Nonfarm payroll employment continued to decline in July (-247,000), and the unemployment rate was little changed at 9.4%, the US Bureau of Labor Statistics reported recently. The average monthly job loss for May through July (-331,000) was about half the average decline for November through April (-645,000). In July, job losses continued in many of the major industry sectors.
In July, the number of unemployed persons was 14.5 million. The unemployment rate was 9.4%, little changed for the second consecutive month.
Among the major worker groups, unemployment rates for adult men (9.8%), adult women (7.5%), teenagers (23.8%), whites (8.6%), blacks (14.5%), and Hispanics (12.3%) were little changed in July. The unemployment rate for Asians was 8.3%, not seasonally adjusted.
The number of long-term unemployed (those jobless for 27 weeks or more) rose by 584,000 over the month to 5.0 million. In July, 1 in 3 unemployed persons were jobless for 27 weeks or more.
The civilian labor force participation rate declined by 0.2 percentage points in July to 65.5 percent. The employment-population ratio, at 59.4%, was little changed over the month but has declined by 3.3 percentage points since the recession began in December 2007.
The number of persons working part time for economic reasons (sometimes referred to as involuntary part-time workers) was little changed in July at 8.8 million. The number of such workers rose sharply in the fall and winter but has been little changed for 4 consecutive months.
About 2.3 million persons were marginally attached to the labor force in July, 709,000 more than a year earlier. (The data are not seasonally adjusted.) These individuals, who were not in the labor force, wanted and were available for work and had looked for a job sometime in the prior 12 months. They were not counted as unemployed because they had not searched for work in the 4 weeks preceding the survey.

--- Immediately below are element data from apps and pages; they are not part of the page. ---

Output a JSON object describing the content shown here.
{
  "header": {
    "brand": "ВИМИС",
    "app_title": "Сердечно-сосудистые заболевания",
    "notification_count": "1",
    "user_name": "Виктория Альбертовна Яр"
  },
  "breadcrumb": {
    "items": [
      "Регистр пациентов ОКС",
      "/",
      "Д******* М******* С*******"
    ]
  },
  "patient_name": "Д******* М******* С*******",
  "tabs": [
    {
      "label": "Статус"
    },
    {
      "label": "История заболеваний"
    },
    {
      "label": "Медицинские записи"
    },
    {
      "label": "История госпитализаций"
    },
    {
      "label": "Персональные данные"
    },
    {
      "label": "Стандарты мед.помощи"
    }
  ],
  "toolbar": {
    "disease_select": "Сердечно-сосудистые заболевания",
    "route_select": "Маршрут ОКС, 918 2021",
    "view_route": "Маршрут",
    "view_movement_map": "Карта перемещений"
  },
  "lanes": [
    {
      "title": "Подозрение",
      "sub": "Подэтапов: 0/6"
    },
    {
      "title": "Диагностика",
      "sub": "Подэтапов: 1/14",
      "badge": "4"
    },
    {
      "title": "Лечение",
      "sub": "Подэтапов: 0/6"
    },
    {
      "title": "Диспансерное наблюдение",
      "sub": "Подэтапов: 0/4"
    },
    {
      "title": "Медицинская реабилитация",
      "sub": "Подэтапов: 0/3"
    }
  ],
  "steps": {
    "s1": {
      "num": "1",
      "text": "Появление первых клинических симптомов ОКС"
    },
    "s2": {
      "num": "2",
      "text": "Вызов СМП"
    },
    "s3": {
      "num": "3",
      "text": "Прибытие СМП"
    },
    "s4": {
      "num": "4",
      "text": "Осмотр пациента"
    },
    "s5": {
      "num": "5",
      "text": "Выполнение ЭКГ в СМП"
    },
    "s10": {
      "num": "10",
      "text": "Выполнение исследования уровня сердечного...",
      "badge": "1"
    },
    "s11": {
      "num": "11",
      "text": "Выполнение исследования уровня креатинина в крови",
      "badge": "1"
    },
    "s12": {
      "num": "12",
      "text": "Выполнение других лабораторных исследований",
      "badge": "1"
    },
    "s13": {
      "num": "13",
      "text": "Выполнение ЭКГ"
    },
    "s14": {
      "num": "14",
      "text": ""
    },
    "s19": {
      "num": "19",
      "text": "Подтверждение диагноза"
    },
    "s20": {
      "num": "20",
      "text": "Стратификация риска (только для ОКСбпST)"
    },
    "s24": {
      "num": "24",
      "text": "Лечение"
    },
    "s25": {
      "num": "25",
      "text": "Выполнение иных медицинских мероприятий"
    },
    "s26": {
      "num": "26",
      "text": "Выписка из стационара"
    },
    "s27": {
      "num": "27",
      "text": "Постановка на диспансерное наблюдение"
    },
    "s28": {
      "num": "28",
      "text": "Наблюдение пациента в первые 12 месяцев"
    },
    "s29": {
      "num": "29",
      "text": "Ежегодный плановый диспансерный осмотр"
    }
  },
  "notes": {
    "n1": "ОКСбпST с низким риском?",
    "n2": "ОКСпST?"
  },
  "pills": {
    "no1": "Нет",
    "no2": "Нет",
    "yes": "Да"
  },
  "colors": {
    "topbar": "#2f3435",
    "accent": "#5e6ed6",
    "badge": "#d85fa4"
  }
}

Among the marginally attached, there were 796,000 discouraged workers in July, up by 335,000 over the past 12 months. (The data are not seasonally adjusted.) Discouraged workers are persons not currently looking for work because they believe no jobs are available for them. The other 1.5 million persons marginally attached to the labor force in July had not searched for work in the 4 weeks preceding the survey for reasons such as school attendance or family responsibilities.